5. Jim Dean, Co-Chair of Democracy for America: “Democrats on the so-called Super Committee are caving to Republican demands and pushing a plan that would make drastic cuts to Medicare. This is bad policy and bad politics. Cuts like these are the worst possible way to reduce the deficit. They protect the status quo for the richest 1 percent while the 99 percent are expected to sacrifice vital healthcare that they need to survive in tough economic times like these — and they’ll hamstring Democrats running for reelection in 2012. We’ve been down this road before. Republicans and some Democrats have been pushing plans to destroy Medicare and Social Security for months. We’ve beat them then and we can beat them now with an overwhelming show of grassroots opposition to any plan that cuts Medicare.”

6. Terry O’Neill, President of the National Organization for Women: “Women will not be the only ones who lose out as a result of a so-called `grand bargain’ that trades away the economic security of seniors, children, people of color, persons with disabilities and millions of low-income families in exchange for continued tax breaks for the wealthiest. Elected officials, including the president and Democrats, who have claimed to embrace the values represented by Social Security, Medicare and Medicaid, will surely lose out as well.”

7. Russ Feingold, Progressives United: “Tens of thousands of progressives have told the super committee Democrats to walk away from any deal that includes cuts to Medicare or Social Security benefits. The super committee has until November 23 to recommend $1.5 trillion in deficit reduction over the next decade, and that means the pressure from corporate lobbyists, the administration, and more is only going to grow. We need to make sure Democrats on the super committee feel the pressure only progressives can bring. We need to urge them to stand by our progressive principles:
1. Ensure millionaires, billionaires, and big corporations pay their fair share of debt reduction,
2. No cuts to Social Security, Medicare, or Medicaid benefits,
3. No giveaways to corporate interests,
4. Or no deal.”

8. Max Richtman, CEO of the National Committee to Preserve Social Security & Medicare: The National Committee to Preserve Social Security and Medicare’s “Hands Off-No Cuts” campaign unveils its second television ad airing in the Washington, D.C., Maryland and Virginia markets beginning on Wednesday, November 2nd. Featuring young and old individuals from different walks of life, the ad tells Congress that whether we’re Republican, Democrat or Independent, “one thing we all agree on is Hands Off, No Cuts to Social Security and Medicare.” Richtman said, “This ad reminds Washington’s leaders of the vital role Social Security, Medicare and Medicaid play in the lives of middle-class Americans already suffering in this tough economy.
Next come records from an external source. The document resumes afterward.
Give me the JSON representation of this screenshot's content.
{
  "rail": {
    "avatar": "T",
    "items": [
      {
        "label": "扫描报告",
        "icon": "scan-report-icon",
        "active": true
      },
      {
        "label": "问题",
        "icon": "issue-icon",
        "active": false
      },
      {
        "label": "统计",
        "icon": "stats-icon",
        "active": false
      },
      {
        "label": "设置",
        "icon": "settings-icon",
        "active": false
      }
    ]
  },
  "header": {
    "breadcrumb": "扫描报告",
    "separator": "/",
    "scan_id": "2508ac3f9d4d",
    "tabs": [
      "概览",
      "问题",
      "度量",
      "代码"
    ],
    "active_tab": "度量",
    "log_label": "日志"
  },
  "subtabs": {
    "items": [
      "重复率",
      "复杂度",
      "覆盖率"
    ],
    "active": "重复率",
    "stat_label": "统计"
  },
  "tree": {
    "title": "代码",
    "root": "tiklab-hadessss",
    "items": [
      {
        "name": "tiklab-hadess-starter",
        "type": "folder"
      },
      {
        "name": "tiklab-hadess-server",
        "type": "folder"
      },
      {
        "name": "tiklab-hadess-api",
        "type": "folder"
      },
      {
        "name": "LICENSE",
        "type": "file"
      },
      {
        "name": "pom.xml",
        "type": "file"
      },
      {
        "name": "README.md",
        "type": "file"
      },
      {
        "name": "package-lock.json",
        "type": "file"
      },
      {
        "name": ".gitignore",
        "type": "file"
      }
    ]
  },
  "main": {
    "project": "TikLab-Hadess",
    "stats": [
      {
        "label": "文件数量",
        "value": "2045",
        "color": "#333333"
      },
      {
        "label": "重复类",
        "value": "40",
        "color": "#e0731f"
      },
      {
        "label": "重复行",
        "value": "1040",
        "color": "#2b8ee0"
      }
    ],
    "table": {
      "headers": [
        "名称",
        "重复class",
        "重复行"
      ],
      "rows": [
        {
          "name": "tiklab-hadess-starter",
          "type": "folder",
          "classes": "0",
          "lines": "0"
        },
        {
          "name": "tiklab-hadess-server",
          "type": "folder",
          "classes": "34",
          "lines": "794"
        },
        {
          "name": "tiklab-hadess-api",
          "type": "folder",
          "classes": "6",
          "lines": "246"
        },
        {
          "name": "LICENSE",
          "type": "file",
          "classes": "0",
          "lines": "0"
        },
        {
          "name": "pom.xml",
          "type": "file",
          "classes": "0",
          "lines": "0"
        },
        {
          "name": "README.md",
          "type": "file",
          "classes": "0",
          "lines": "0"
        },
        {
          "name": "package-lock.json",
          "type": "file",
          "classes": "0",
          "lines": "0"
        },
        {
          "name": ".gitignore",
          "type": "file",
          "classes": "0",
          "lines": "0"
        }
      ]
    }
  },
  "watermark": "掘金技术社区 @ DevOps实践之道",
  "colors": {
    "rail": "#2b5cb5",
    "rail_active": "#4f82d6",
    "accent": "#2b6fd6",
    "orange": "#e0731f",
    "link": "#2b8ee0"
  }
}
The bottom line is the vast majority of Americans, of all ages and political parties do not support cutting these programs in the name of deficit reduction. And even though Social Security does not contribute to the deficit some members of the Super Committee appear ready to cut benefits to average Americans while leaving tax cuts for the wealthy untouched. This ad tells Congress that millions of hard-working Americans will be impacted over generations by the choices made over the next few weeks—people aren’t line-items, they’re not bargaining chips and their benefits shouldn’t be used to pay for a deficit they didn’t create.”